The First World War witnessed an appalling number of casualties. Due partly to this fact some historians developed the perception that commanders on both sides depended on only one ineffectual approach to breaking the stalemate. These historians attributed the loss of life to commanders’ reliance on soldiers charging across no-man’s land where they would be mowed down by enemy machineguns. The accuracy of this, however, is fallacious because both the German’s and Allies developed and used a variety of tactics during the war. The main reason for battlefield success during World War I came from the transformation of battlefield tactics; nevertheless, moral played a key role by greatly affecting the development of these new tactics.
Tactics during the early stages of the war led to the massacre of hundreds of thousands of soldiers and a huge loss in moral by the Allies. Originally the Allies employed Napoleonic Era tactics that relied heavily on infantry lining up shoulder to shoulder and advancing across open fields. The French further claimed that if they attacked with superior moral they could overcome any foe. Due to the widespread utilization of machine guns and long-range rifles, these tactics resulted in enormous casualties. The French and British, as well, continued to funnel soldiers into failed offensives. They would do so even if the battle resulted in little or no gain, which further led to a decline in moral. With thousands of soldiers’ dead, the armies could not continue to fight with these tactics or the armies would cease to exist or soldiers would refuse to continue to fight.

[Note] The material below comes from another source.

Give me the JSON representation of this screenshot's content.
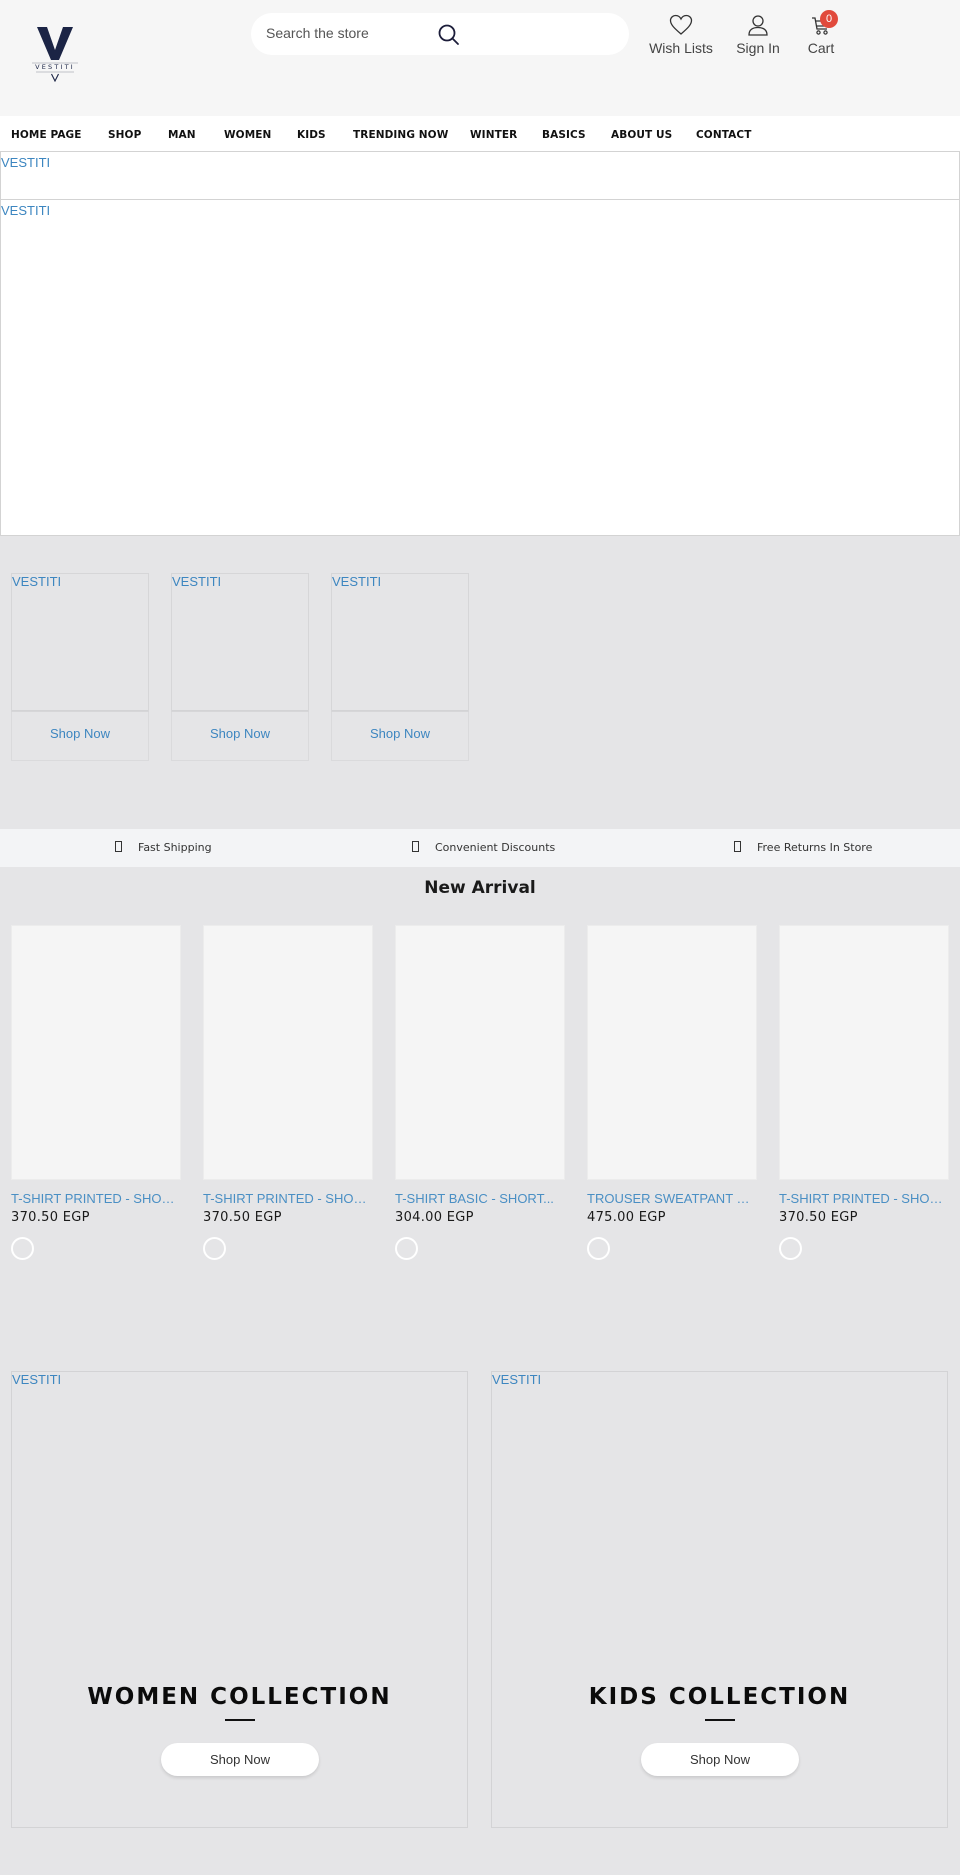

When Allied soldiers began to refuse to return to the front lines their officers, in response, made compromises to retain what little moral still lingered, because if they failed the Germans’ could possibly overrun allied positions. Initially, officers attempted to reason with the soldiers to get them to return to the front lines. These officers claimed that the German’s would subjugate France to a similar punishment that Russia received in the Treaty of Brest-Litovsk. The soldiers concurred with their officers and agreed to return to the front lines (Smith 190). The French High Command, however, did not value the treatment of enlisted soldiers as equals and order the executions of a number of the mutineers. The French Command, also, decided that the prudent decision to stop impending mutinies would be to prohibit “any new large-scale offensive…” (Smith 195). With the comprehension that moral could collapse further, the Allies turned to a handful of new tactics to minimize the number of deaths that occurred and build moral.
From observations and experimentation the Allies developed a number of tactics that allowed them to gain substantially more ground than in the past while reducing the number of casualties. To reduce wastage, the number of soldiers killed during a normal day, the French adopted the use of “difeme en profondeur (defence in depth) [which]...